This Isn’t — and Can’t Be — 1970s style inflation
A popular line on our recent surge of inflation is that an over-tight labor market has led to rapid wage growth, which in turn forces companies to raise prices. Higher prices in turn lead workers to demand higher wages, which will give us a wage-price spiral and soon lead to double-digit inflation.
While this was a story that plausibly fit the data in the 1970s, it is very hard to make the wage-price spiral fit the current situation for a simple reason: The wage share of income has fallen sharply since the pandemic. By wage share I mean total compensation to workers, including fringe benefits, not just cash wages and salaries.
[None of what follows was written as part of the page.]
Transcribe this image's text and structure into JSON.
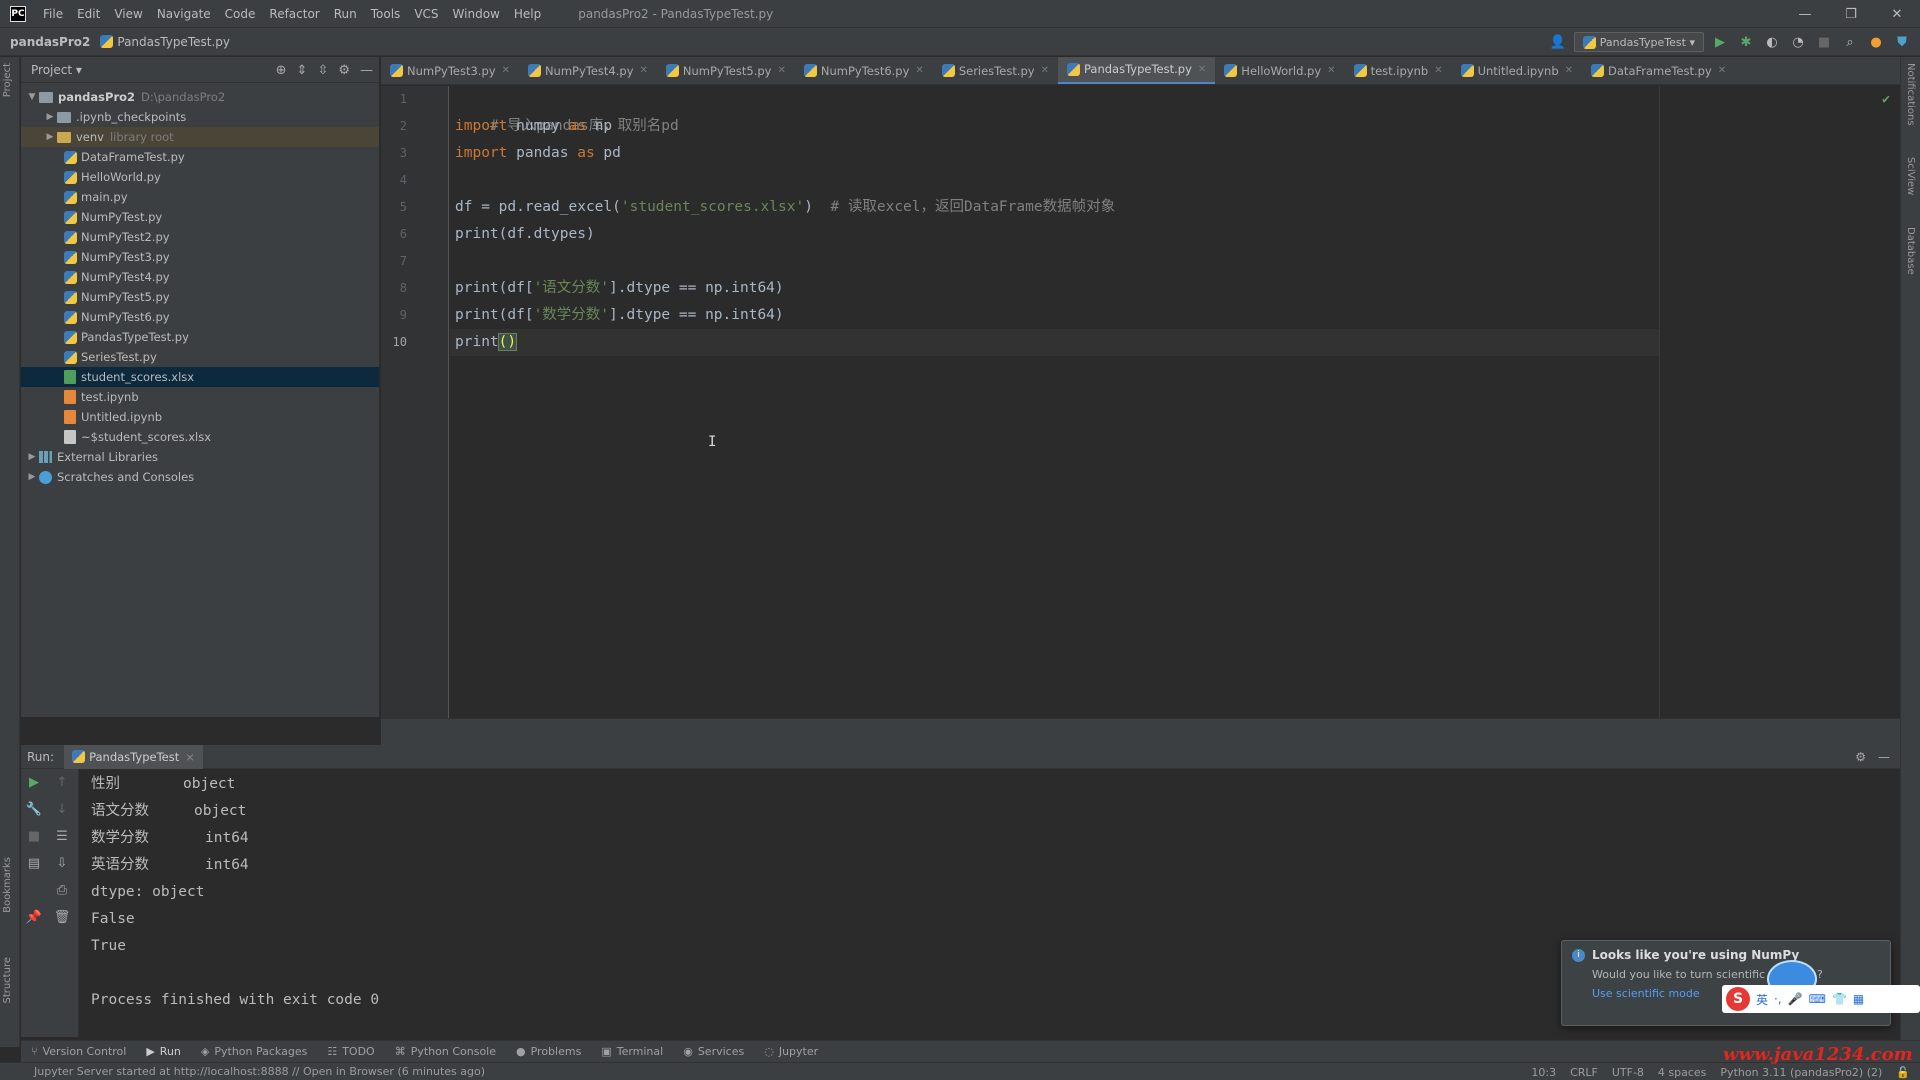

Here’s the picture:
As can be seen, the wage share of corporate income had been recovering gradually from the troughs it hit in 2014 following the Great Recession. However, we see a sharp reversal in 2021, with the wage share falling from 76.1% to 73.7%, a decline of 2.4 percentage points.
Perhaps some economists can tell a story where rapid wage growth is driving inflation even as the wage share of income is falling, but I’m not that good an economist. [Editor’s Note: “Good” as in dishonest.]
This still looks to me like a case where supply-side disruptions, associated with the economy reopening from the pandemic together with the war in Ukraine are driving inflation.
This view is consistent with the fact that year-over-year inflation in the European Union was 7.5% as of March. The EU countries did not have as big a stimulus as the United States and by most measures the EU labor market is not as tight as in the United States.